- **EXERCISE DETAILS**:
Word for word, print all of the entries below.

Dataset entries
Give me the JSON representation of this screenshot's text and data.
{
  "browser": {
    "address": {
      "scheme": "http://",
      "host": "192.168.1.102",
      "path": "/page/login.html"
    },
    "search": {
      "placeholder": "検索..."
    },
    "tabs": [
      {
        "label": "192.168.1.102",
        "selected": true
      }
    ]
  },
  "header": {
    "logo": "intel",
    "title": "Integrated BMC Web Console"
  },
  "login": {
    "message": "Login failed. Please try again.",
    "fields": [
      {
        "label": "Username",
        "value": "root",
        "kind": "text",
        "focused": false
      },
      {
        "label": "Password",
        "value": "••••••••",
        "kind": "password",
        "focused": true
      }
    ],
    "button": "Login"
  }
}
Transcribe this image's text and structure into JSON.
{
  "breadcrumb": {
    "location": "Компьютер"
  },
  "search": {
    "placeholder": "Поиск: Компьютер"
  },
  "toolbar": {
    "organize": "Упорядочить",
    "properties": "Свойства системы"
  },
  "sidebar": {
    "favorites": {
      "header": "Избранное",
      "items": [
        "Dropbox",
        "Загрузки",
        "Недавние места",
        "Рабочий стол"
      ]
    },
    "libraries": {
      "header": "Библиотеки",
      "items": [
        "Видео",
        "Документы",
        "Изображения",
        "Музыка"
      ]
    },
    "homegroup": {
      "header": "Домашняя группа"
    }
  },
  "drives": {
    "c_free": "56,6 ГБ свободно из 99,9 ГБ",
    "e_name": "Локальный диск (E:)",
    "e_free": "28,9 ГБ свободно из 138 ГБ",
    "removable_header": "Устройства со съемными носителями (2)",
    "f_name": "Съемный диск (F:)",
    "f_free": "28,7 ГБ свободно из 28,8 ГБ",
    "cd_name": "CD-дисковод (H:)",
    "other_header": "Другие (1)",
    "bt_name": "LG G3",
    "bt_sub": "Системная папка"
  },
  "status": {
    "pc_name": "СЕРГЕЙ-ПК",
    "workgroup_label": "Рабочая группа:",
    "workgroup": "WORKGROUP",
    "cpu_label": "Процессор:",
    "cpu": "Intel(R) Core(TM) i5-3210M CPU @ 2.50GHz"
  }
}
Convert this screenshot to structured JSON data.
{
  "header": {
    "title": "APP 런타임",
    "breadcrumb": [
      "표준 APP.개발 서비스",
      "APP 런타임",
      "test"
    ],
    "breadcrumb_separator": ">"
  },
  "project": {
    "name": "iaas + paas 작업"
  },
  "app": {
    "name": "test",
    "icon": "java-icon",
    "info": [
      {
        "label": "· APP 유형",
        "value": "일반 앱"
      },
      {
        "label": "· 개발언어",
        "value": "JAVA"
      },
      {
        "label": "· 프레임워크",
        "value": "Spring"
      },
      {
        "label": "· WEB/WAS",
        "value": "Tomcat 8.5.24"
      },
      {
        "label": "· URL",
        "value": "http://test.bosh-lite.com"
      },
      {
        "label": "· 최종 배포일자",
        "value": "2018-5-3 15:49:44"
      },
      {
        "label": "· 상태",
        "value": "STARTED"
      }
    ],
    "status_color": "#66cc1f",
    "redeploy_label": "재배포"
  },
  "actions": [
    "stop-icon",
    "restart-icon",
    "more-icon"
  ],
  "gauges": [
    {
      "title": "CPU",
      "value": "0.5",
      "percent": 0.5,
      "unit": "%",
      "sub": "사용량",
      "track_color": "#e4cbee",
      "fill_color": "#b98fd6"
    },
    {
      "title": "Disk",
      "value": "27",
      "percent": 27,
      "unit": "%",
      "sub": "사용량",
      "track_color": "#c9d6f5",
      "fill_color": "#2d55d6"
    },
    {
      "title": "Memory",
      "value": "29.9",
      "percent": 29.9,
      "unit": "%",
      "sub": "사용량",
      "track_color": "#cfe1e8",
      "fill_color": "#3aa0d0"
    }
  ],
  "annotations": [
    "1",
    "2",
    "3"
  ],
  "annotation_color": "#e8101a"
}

- **COMPLETED EXERCISE**:
Give me the JSON representation of this screenshot's text and data.
{
  "browser": {
    "address": {
      "scheme": "http://",
      "host": "192.168.1.102",
      "path": "/page/login.html"
    },
    "search": {
      "placeholder": "検索..."
    },
    "tabs": [
      {
        "label": "192.168.1.102",
        "selected": true
      }
    ]
  },
  "header": {
    "logo": "intel",
    "title": "Integrated BMC Web Console"
  },
  "login": {
    "message": "Login failed. Please try again.",
    "fields": [
      {
        "label": "Username",
        "value": "root",
        "kind": "text",
        "focused": false
      },
      {
        "label": "Password",
        "value": "••••••••",
        "kind": "password",
        "focused": true
      }
    ],
    "button": "Login"
  }
}
Transcribe this image's text and structure into JSON.
{
  "breadcrumb": {
    "location": "Компьютер"
  },
  "search": {
    "placeholder": "Поиск: Компьютер"
  },
  "toolbar": {
    "organize": "Упорядочить",
    "properties": "Свойства системы"
  },
  "sidebar": {
    "favorites": {
      "header": "Избранное",
      "items": [
        "Dropbox",
        "Загрузки",
        "Недавние места",
        "Рабочий стол"
      ]
    },
    "libraries": {
      "header": "Библиотеки",
      "items": [
        "Видео",
        "Документы",
        "Изображения",
        "Музыка"
      ]
    },
    "homegroup": {
      "header": "Домашняя группа"
    }
  },
  "drives": {
    "c_free": "56,6 ГБ свободно из 99,9 ГБ",
    "e_name": "Локальный диск (E:)",
    "e_free": "28,9 ГБ свободно из 138 ГБ",
    "removable_header": "Устройства со съемными носителями (2)",
    "f_name": "Съемный диск (F:)",
    "f_free": "28,7 ГБ свободно из 28,8 ГБ",
    "cd_name": "CD-дисковод (H:)",
    "other_header": "Другие (1)",
    "bt_name": "LG G3",
    "bt_sub": "Системная папка"
  },
  "status": {
    "pc_name": "СЕРГЕЙ-ПК",
    "workgroup_label": "Рабочая группа:",
    "workgroup": "WORKGROUP",
    "cpu_label": "Процессор:",
    "cpu": "Intel(R) Core(TM) i5-3210M CPU @ 2.50GHz"
  }
}
Convert this screenshot to structured JSON data.
{
  "header": {
    "title": "APP 런타임",
    "breadcrumb": [
      "표준 APP.개발 서비스",
      "APP 런타임",
      "test"
    ],
    "breadcrumb_separator": ">"
  },
  "project": {
    "name": "iaas + paas 작업"
  },
  "app": {
    "name": "test",
    "icon": "java-icon",
    "info": [
      {
        "label": "· APP 유형",
        "value": "일반 앱"
      },
      {
        "label": "· 개발언어",
        "value": "JAVA"
      },
      {
        "label": "· 프레임워크",
        "value": "Spring"
      },
      {
        "label": "· WEB/WAS",
        "value": "Tomcat 8.5.24"
      },
      {
        "label": "· URL",
        "value": "http://test.bosh-lite.com"
      },
      {
        "label": "· 최종 배포일자",
        "value": "2018-5-3 15:49:44"
      },
      {
        "label": "· 상태",
        "value": "STARTED"
      }
    ],
    "status_color": "#66cc1f",
    "redeploy_label": "재배포"
  },
  "actions": [
    "stop-icon",
    "restart-icon",
    "more-icon"
  ],
  "gauges": [
    {
      "title": "CPU",
      "value": "0.5",
      "percent": 0.5,
      "unit": "%",
      "sub": "사용량",
      "track_color": "#e4cbee",
      "fill_color": "#b98fd6"
    },
    {
      "title": "Disk",
      "value": "27",
      "percent": 27,
      "unit": "%",
      "sub": "사용량",
      "track_color": "#c9d6f5",
      "fill_color": "#2d55d6"
    },
    {
      "title": "Memory",
      "value": "29.9",
      "percent": 29.9,
      "unit": "%",
      "sub": "사용량",
      "track_color": "#cfe1e8",
      "fill_color": "#3aa0d0"
    }
  ],
  "annotations": [
    "1",
    "2",
    "3"
  ],
  "annotation_color": "#e8101a"
}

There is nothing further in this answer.